Problem requirements:
Only lines holding "arrow" are needed; copy each of them from the data below.

(Page and application data records)
*-*-*
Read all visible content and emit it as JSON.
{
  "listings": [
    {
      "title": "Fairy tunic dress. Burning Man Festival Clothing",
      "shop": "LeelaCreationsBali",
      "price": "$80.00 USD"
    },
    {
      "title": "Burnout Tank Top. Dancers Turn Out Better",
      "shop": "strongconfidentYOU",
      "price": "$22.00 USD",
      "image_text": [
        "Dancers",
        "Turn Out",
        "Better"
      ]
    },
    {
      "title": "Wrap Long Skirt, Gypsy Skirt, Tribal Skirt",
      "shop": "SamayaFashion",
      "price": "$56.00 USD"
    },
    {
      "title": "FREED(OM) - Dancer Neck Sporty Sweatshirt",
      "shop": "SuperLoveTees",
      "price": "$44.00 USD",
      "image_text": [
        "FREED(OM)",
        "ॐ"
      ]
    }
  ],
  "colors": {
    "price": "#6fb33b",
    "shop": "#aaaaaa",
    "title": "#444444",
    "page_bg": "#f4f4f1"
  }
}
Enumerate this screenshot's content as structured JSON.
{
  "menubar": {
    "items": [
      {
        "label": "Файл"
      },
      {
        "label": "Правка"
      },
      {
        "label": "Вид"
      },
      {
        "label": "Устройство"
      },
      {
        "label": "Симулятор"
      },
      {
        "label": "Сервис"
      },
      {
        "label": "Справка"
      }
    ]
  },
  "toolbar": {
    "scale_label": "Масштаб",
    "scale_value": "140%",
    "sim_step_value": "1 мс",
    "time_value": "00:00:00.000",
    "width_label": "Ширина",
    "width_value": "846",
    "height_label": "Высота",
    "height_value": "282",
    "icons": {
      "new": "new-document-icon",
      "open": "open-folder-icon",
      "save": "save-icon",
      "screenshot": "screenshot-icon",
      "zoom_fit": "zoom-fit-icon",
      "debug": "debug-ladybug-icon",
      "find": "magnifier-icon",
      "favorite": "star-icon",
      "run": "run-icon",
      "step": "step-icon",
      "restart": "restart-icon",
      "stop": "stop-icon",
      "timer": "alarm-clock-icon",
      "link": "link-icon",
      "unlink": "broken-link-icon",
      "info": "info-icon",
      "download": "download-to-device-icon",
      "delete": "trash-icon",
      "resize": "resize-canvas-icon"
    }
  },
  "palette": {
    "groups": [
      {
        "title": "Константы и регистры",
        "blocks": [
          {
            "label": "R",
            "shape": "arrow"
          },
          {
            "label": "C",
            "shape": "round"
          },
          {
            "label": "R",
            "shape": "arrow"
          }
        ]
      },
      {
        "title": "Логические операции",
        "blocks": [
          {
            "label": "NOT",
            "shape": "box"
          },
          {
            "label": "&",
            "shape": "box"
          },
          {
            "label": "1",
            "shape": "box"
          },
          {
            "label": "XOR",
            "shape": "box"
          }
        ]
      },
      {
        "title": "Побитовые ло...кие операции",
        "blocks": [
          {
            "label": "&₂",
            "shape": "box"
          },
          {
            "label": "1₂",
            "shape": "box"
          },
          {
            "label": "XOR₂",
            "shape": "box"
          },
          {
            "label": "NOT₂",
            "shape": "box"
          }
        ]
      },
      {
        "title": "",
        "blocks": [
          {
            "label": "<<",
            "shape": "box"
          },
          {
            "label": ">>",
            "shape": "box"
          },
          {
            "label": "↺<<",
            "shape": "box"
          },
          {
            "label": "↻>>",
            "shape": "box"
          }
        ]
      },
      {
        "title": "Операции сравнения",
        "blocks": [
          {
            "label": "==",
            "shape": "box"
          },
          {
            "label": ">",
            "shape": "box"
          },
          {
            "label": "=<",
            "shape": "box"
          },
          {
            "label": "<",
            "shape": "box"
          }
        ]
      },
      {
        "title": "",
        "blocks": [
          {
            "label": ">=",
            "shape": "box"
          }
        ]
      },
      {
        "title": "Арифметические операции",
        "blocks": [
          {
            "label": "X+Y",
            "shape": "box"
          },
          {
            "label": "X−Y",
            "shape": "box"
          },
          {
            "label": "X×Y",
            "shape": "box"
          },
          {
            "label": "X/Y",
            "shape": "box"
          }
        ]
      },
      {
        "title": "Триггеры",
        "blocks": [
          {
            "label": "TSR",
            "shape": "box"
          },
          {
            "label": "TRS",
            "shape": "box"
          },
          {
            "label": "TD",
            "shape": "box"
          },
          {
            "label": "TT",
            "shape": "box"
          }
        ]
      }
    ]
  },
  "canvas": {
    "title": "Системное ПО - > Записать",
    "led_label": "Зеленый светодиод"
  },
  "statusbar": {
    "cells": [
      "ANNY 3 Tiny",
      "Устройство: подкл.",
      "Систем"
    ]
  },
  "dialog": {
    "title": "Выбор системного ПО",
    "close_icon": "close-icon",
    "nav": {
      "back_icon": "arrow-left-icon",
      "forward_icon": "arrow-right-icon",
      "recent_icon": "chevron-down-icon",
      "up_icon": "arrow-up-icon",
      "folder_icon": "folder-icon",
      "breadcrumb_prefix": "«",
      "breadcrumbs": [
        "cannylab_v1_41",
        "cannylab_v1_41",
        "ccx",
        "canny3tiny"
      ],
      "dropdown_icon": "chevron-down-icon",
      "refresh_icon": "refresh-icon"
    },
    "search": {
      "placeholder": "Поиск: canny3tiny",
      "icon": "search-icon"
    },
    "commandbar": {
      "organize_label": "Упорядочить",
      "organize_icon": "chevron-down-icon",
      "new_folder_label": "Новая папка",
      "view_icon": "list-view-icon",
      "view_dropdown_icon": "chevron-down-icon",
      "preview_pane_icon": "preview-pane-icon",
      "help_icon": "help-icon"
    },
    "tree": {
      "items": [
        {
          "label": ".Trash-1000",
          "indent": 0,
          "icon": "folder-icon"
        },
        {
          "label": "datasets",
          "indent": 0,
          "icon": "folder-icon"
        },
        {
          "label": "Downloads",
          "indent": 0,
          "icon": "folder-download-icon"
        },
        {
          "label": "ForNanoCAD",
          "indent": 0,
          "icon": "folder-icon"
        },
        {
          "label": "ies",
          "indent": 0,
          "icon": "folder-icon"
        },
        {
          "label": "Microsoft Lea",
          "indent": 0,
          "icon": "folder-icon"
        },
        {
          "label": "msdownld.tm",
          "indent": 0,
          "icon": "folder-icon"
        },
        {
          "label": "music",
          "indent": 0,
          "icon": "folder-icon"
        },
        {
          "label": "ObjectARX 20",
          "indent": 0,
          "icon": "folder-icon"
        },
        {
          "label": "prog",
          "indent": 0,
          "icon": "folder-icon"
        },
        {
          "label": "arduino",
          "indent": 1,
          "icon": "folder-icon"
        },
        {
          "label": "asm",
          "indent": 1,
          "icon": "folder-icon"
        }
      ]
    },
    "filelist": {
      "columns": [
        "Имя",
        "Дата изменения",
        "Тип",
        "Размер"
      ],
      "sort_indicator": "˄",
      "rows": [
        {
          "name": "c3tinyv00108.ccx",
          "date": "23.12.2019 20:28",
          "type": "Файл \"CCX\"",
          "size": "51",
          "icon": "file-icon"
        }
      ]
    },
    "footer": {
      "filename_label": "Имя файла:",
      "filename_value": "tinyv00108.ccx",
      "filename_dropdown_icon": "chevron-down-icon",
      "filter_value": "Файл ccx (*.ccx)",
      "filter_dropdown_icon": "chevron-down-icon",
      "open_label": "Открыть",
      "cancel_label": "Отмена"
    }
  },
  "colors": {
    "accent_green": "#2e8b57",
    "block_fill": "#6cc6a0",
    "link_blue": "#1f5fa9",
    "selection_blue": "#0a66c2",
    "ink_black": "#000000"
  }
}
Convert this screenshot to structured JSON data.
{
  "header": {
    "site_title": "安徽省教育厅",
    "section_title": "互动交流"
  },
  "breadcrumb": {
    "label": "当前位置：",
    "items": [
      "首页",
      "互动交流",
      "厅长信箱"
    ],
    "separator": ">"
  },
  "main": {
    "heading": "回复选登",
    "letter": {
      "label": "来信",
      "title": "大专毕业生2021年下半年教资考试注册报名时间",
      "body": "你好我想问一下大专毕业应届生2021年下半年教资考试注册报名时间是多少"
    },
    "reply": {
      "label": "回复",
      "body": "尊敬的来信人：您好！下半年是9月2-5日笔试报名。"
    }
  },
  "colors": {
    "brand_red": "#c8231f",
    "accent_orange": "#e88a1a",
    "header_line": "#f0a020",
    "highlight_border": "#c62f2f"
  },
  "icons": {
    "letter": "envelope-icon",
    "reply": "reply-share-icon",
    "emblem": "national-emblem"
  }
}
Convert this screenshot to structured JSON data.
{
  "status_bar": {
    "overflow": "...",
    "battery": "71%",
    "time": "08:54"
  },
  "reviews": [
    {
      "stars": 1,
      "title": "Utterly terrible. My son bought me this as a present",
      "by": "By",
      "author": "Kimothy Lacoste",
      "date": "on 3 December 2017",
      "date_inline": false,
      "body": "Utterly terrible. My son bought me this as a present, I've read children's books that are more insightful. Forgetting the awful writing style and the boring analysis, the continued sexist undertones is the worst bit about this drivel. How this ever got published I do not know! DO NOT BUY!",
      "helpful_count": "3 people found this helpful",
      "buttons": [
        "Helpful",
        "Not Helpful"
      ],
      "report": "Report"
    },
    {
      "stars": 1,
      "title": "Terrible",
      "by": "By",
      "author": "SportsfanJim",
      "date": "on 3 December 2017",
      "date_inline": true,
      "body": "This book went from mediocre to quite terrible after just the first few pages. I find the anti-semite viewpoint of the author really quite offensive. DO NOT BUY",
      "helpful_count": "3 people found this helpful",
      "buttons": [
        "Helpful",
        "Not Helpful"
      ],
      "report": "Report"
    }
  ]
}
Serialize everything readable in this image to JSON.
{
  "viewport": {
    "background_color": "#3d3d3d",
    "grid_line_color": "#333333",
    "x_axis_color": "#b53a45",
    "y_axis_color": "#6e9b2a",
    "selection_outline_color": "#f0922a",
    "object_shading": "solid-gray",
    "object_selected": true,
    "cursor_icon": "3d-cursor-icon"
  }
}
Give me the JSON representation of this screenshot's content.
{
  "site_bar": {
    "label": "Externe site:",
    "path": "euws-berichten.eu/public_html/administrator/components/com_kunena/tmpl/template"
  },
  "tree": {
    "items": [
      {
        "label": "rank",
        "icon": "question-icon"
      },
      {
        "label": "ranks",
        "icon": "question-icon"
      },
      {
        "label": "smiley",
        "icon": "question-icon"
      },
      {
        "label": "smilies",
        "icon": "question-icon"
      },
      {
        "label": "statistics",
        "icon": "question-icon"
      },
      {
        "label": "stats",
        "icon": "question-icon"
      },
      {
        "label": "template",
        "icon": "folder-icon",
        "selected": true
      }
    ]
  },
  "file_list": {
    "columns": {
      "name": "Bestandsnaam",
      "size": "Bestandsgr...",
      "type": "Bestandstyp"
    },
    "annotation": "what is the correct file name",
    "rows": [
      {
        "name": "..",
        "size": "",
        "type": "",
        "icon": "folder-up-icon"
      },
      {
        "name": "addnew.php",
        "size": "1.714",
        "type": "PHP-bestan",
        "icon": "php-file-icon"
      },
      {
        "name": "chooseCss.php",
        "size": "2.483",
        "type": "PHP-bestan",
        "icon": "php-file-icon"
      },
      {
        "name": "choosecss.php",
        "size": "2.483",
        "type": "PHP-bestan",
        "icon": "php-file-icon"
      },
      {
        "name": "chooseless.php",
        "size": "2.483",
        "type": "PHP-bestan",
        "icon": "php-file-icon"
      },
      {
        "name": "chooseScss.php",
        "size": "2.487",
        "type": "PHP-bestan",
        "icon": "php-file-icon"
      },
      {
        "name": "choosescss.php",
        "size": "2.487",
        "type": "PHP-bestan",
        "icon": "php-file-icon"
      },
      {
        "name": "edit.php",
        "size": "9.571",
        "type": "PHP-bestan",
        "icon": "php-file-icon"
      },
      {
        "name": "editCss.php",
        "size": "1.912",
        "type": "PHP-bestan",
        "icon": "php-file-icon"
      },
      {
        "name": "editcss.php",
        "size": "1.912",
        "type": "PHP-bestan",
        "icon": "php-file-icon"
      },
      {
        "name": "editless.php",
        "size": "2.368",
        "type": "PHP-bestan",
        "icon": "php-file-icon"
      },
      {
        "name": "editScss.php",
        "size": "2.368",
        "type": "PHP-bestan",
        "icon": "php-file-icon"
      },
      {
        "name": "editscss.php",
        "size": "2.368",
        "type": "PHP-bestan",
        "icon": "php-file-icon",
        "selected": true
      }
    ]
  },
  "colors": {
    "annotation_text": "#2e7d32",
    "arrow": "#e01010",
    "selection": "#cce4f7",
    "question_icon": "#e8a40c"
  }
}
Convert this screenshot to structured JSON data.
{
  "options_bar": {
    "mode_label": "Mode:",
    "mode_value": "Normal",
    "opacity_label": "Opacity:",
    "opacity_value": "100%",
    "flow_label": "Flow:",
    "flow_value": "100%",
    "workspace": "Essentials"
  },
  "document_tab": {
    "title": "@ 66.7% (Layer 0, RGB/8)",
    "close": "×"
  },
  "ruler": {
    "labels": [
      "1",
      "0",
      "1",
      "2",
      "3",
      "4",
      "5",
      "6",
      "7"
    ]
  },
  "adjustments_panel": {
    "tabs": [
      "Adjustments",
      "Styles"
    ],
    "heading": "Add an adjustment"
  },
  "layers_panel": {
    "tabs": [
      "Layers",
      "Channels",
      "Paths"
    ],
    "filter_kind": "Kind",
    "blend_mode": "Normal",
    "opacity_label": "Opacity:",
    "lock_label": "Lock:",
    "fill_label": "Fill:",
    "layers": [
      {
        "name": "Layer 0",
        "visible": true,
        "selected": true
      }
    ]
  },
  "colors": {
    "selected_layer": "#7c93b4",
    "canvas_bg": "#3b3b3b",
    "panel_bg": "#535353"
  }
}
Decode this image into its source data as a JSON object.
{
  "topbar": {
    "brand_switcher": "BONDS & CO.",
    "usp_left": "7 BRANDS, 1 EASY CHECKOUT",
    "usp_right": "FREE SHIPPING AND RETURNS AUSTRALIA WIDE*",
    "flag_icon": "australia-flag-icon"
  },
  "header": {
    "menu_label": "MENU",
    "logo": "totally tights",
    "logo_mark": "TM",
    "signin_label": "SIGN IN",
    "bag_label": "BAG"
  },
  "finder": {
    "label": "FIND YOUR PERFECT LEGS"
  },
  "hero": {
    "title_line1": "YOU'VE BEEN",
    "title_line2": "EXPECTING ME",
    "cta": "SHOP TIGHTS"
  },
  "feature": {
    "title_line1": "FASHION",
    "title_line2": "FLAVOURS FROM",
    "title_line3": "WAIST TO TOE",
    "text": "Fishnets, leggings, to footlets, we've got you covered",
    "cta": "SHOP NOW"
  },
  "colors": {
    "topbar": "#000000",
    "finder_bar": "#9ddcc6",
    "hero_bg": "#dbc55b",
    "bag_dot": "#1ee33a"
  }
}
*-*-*
Written solution:
            "shape": "arrow"
            "shape": "arrow"
      "back_icon": "arrow-left-icon",
      "forward_icon": "arrow-right-icon",
      "up_icon": "arrow-up-icon",
    "arrow": "#e01010",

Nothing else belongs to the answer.